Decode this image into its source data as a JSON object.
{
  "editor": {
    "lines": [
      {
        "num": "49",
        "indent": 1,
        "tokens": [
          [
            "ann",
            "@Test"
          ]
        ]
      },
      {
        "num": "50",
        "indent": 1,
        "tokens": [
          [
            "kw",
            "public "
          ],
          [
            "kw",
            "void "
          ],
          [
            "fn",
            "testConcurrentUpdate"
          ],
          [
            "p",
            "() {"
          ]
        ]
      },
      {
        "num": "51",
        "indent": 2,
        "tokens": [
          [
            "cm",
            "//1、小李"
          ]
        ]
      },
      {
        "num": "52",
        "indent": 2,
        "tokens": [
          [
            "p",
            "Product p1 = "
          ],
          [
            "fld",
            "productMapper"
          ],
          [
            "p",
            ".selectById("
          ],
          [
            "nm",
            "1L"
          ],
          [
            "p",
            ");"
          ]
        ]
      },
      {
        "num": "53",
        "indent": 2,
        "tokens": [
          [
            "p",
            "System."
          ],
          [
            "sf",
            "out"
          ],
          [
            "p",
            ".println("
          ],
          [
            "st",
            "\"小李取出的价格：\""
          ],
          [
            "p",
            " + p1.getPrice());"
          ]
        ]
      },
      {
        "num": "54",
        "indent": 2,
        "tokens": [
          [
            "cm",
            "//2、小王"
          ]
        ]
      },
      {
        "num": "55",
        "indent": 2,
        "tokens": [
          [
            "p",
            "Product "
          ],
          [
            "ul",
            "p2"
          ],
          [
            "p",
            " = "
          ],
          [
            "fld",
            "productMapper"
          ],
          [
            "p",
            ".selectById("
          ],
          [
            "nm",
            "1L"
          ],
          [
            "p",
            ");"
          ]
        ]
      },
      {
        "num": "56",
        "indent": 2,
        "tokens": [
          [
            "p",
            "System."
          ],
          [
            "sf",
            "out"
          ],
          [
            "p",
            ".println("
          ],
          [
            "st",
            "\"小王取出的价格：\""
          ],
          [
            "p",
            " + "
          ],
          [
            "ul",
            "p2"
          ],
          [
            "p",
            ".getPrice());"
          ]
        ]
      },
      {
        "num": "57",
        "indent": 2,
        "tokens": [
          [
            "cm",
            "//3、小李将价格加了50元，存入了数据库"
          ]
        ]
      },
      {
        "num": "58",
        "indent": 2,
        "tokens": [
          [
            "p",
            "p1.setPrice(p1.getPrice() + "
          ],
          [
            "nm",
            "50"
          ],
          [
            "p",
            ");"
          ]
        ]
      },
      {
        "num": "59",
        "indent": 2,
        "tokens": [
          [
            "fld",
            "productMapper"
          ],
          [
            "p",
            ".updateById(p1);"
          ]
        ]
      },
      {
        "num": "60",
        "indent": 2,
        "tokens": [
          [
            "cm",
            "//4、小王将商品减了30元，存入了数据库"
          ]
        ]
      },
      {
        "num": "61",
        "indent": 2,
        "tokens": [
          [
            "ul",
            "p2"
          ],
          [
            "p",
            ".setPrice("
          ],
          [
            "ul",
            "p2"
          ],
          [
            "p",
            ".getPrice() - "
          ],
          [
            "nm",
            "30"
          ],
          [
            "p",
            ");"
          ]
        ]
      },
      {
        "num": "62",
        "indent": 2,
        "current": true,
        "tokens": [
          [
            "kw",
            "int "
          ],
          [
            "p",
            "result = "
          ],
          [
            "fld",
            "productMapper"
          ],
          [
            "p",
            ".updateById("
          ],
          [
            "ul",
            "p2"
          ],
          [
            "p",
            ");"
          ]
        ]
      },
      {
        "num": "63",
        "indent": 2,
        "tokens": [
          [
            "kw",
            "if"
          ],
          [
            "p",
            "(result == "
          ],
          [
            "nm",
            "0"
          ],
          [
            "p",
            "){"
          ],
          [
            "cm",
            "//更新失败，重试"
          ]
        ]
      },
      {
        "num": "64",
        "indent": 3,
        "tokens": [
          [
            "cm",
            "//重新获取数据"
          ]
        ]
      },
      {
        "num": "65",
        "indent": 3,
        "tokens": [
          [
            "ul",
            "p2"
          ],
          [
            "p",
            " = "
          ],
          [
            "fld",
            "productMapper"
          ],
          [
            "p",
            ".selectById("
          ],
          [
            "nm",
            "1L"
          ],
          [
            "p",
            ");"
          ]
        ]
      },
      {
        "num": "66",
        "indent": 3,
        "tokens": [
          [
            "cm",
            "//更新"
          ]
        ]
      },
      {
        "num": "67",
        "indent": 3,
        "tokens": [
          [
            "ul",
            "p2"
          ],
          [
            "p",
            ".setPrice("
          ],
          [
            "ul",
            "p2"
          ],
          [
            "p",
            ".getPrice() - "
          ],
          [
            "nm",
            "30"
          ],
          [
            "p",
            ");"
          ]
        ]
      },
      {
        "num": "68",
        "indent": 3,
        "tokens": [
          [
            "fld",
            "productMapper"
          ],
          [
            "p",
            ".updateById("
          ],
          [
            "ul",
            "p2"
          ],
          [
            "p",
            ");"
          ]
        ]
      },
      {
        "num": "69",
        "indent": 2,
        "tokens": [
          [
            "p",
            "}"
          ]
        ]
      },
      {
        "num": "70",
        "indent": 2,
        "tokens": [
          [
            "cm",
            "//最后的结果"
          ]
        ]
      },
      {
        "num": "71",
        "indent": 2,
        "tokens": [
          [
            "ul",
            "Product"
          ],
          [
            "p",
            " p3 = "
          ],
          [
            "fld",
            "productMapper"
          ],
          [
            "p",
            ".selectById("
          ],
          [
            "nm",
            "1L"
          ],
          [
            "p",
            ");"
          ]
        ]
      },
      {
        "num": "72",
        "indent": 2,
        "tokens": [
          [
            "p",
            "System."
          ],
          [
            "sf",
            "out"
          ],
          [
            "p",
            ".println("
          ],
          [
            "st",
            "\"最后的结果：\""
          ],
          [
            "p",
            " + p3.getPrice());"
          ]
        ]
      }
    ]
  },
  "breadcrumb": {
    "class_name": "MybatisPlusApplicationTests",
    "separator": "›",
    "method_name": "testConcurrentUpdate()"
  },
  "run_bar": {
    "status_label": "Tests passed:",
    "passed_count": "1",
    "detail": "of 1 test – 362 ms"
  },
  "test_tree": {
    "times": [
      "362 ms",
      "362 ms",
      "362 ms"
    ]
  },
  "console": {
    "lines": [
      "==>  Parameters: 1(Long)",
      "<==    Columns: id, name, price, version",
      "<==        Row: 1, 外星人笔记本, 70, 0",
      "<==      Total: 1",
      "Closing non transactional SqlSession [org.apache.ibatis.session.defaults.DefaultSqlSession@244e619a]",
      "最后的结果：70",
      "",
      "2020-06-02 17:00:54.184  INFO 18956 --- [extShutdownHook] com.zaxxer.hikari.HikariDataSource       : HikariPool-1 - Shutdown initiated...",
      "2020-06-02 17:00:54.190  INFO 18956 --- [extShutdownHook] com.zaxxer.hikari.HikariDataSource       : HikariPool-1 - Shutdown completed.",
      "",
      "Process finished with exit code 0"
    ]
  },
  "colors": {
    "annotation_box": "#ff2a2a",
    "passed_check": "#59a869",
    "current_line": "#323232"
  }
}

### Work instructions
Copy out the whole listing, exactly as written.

### Your solution
Decode this image into its source data as a JSON object.
{
  "editor": {
    "lines": [
      {
        "num": "49",
        "indent": 1,
        "tokens": [
          [
            "ann",
            "@Test"
          ]
        ]
      },
      {
        "num": "50",
        "indent": 1,
        "tokens": [
          [
            "kw",
            "public "
          ],
          [
            "kw",
            "void "
          ],
          [
            "fn",
            "testConcurrentUpdate"
          ],
          [
            "p",
            "() {"
          ]
        ]
      },
      {
        "num": "51",
        "indent": 2,
        "tokens": [
          [
            "cm",
            "//1、小李"
          ]
        ]
      },
      {
        "num": "52",
        "indent": 2,
        "tokens": [
          [
            "p",
            "Product p1 = "
          ],
          [
            "fld",
            "productMapper"
          ],
          [
            "p",
            ".selectById("
          ],
          [
            "nm",
            "1L"
          ],
          [
            "p",
            ");"
          ]
        ]
      },
      {
        "num": "53",
        "indent": 2,
        "tokens": [
          [
            "p",
            "System."
          ],
          [
            "sf",
            "out"
          ],
          [
            "p",
            ".println("
          ],
          [
            "st",
            "\"小李取出的价格：\""
          ],
          [
            "p",
            " + p1.getPrice());"
          ]
        ]
      },
      {
        "num": "54",
        "indent": 2,
        "tokens": [
          [
            "cm",
            "//2、小王"
          ]
        ]
      },
      {
        "num": "55",
        "indent": 2,
        "tokens": [
          [
            "p",
            "Product "
          ],
          [
            "ul",
            "p2"
          ],
          [
            "p",
            " = "
          ],
          [
            "fld",
            "productMapper"
          ],
          [
            "p",
            ".selectById("
          ],
          [
            "nm",
            "1L"
          ],
          [
            "p",
            ");"
          ]
        ]
      },
      {
        "num": "56",
        "indent": 2,
        "tokens": [
          [
            "p",
            "System."
          ],
          [
            "sf",
            "out"
          ],
          [
            "p",
            ".println("
          ],
          [
            "st",
            "\"小王取出的价格：\""
          ],
          [
            "p",
            " + "
          ],
          [
            "ul",
            "p2"
          ],
          [
            "p",
            ".getPrice());"
          ]
        ]
      },
      {
        "num": "57",
        "indent": 2,
        "tokens": [
          [
            "cm",
            "//3、小李将价格加了50元，存入了数据库"
          ]
        ]
      },
      {
        "num": "58",
        "indent": 2,
        "tokens": [
          [
            "p",
            "p1.setPrice(p1.getPrice() + "
          ],
          [
            "nm",
            "50"
          ],
          [
            "p",
            ");"
          ]
        ]
      },
      {
        "num": "59",
        "indent": 2,
        "tokens": [
          [
            "fld",
            "productMapper"
          ],
          [
            "p",
            ".updateById(p1);"
          ]
        ]
      },
      {
        "num": "60",
        "indent": 2,
        "tokens": [
          [
            "cm",
            "//4、小王将商品减了30元，存入了数据库"
          ]
        ]
      },
      {
        "num": "61",
        "indent": 2,
        "tokens": [
          [
            "ul",
            "p2"
          ],
          [
            "p",
            ".setPrice("
          ],
          [
            "ul",
            "p2"
          ],
          [
            "p",
            ".getPrice() - "
          ],
          [
            "nm",
            "30"
          ],
          [
            "p",
            ");"
          ]
        ]
      },
      {
        "num": "62",
        "indent": 2,
        "current": true,
        "tokens": [
          [
            "kw",
            "int "
          ],
          [
            "p",
            "result = "
          ],
          [
            "fld",
            "productMapper"
          ],
          [
            "p",
            ".updateById("
          ],
          [
            "ul",
            "p2"
          ],
          [
            "p",
            ");"
          ]
        ]
      },
      {
        "num": "63",
        "indent": 2,
        "tokens": [
          [
            "kw",
            "if"
          ],
          [
            "p",
            "(result == "
          ],
          [
            "nm",
            "0"
          ],
          [
            "p",
            "){"
          ],
          [
            "cm",
            "//更新失败，重试"
          ]
        ]
      },
      {
        "num": "64",
        "indent": 3,
        "tokens": [
          [
            "cm",
            "//重新获取数据"
          ]
        ]
      },
      {
        "num": "65",
        "indent": 3,
        "tokens": [
          [
            "ul",
            "p2"
          ],
          [
            "p",
            " = "
          ],
          [
            "fld",
            "productMapper"
          ],
          [
            "p",
            ".selectById("
          ],
          [
            "nm",
            "1L"
          ],
          [
            "p",
            ");"
          ]
        ]
      },
      {
        "num": "66",
        "indent": 3,
        "tokens": [
          [
            "cm",
            "//更新"
          ]
        ]
      },
      {
        "num": "67",
        "indent": 3,
        "tokens": [
          [
            "ul",
            "p2"
          ],
          [
            "p",
            ".setPrice("
          ],
          [
            "ul",
            "p2"
          ],
          [
            "p",
            ".getPrice() - "
          ],
          [
            "nm",
            "30"
          ],
          [
            "p",
            ");"
          ]
        ]
      },
      {
        "num": "68",
        "indent": 3,
        "tokens": [
          [
            "fld",
            "productMapper"
          ],
          [
            "p",
            ".updateById("
          ],
          [
            "ul",
            "p2"
          ],
          [
            "p",
            ");"
          ]
        ]
      },
      {
        "num": "69",
        "indent": 2,
        "tokens": [
          [
            "p",
            "}"
          ]
        ]
      },
      {
        "num": "70",
        "indent": 2,
        "tokens": [
          [
            "cm",
            "//最后的结果"
          ]
        ]
      },
      {
        "num": "71",
        "indent": 2,
        "tokens": [
          [
            "ul",
            "Product"
          ],
          [
            "p",
            " p3 = "
          ],
          [
            "fld",
            "productMapper"
          ],
          [
            "p",
            ".selectById("
          ],
          [
            "nm",
            "1L"
          ],
          [
            "p",
            ");"
          ]
        ]
      },
      {
        "num": "72",
        "indent": 2,
        "tokens": [
          [
            "p",
            "System."
          ],
          [
            "sf",
            "out"
          ],
          [
            "p",
            ".println("
          ],
          [
            "st",
            "\"最后的结果：\""
          ],
          [
            "p",
            " + p3.getPrice());"
          ]
        ]
      }
    ]
  },
  "breadcrumb": {
    "class_name": "MybatisPlusApplicationTests",
    "separator": "›",
    "method_name": "testConcurrentUpdate()"
  },
  "run_bar": {
    "status_label": "Tests passed:",
    "passed_count": "1",
    "detail": "of 1 test – 362 ms"
  },
  "test_tree": {
    "times": [
      "362 ms",
      "362 ms",
      "362 ms"
    ]
  },
  "console": {
    "lines": [
      "==>  Parameters: 1(Long)",
      "<==    Columns: id, name, price, version",
      "<==        Row: 1, 外星人笔记本, 70, 0",
      "<==      Total: 1",
      "Closing non transactional SqlSession [org.apache.ibatis.session.defaults.DefaultSqlSession@244e619a]",
      "最后的结果：70",
      "",
      "2020-06-02 17:00:54.184  INFO 18956 --- [extShutdownHook] com.zaxxer.hikari.HikariDataSource       : HikariPool-1 - Shutdown initiated...",
      "2020-06-02 17:00:54.190  INFO 18956 --- [extShutdownHook] com.zaxxer.hikari.HikariDataSource       : HikariPool-1 - Shutdown completed.",
      "",
      "Process finished with exit code 0"
    ]
  },
  "colors": {
    "annotation_box": "#ff2a2a",
    "passed_check": "#59a869",
    "current_line": "#323232"
  }
}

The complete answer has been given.